A husband and wife watching the water to see if it will flood their home of 45 years. Residents wait for a tree to be removed from a power line, so they can live in the light again.
Traffic rerouted. Business owners watch as water creeps toward their businesses and livelihood. Countless others wait for the damage that never comes.
The drama and trauma unfolds as nature reminds us that we are not always in control.
…and still, the dawn breaks and the sun returns to remind us that life goes on regardless of the impact of the storm.
Control once again returns to us at least in some limited way.
Neighbors and friends join those in need to provide help in labor, goods, support and love. We are not alone in the time of need. Groups of people gather around those who need help.
We see the goodness and giving nature of humanity.
Storms test us.
Most of the time it is a test of nerves as we wait to see if this time, we are the ones with any damage or even worse the tragedy.
Even, if we are not affected by the storm, we know someone who is. When it is over we often have frayed nerves and guilt. This is survivor guilt. It is the joy and gratitude that this time, we were the lucky ones. Soon the guilt follows the joy. I survived the storm while many others are suffering.
What can we do in times like this? We can look for the opportunity to help. You may be the one to help a neighbor, friend or family member: clean up a yard, donate food or listen to the person telling the story of what happened to them.
For weeks after a storm, people will ask, “How did you do in the storm?” It is an opportunity to help yourself and others. Telling the story of what happened, is how we process memories . By connecting with caring people, we put into perspective our own experience.
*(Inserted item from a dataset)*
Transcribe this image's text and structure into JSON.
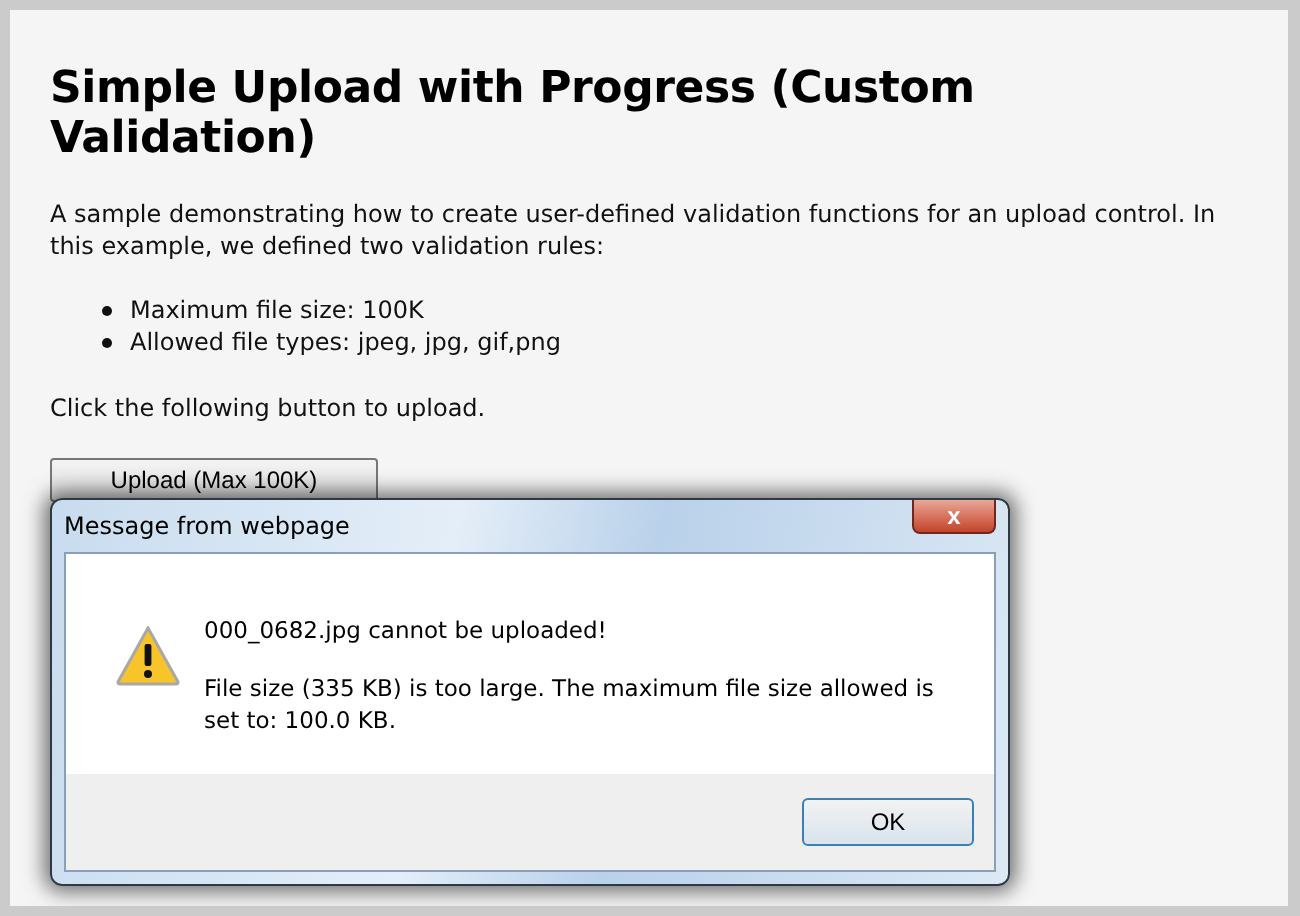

We process the event and store our memories inside us in helpful ways when we are able tell our story. It helps release the negative energy and impact associated with the event.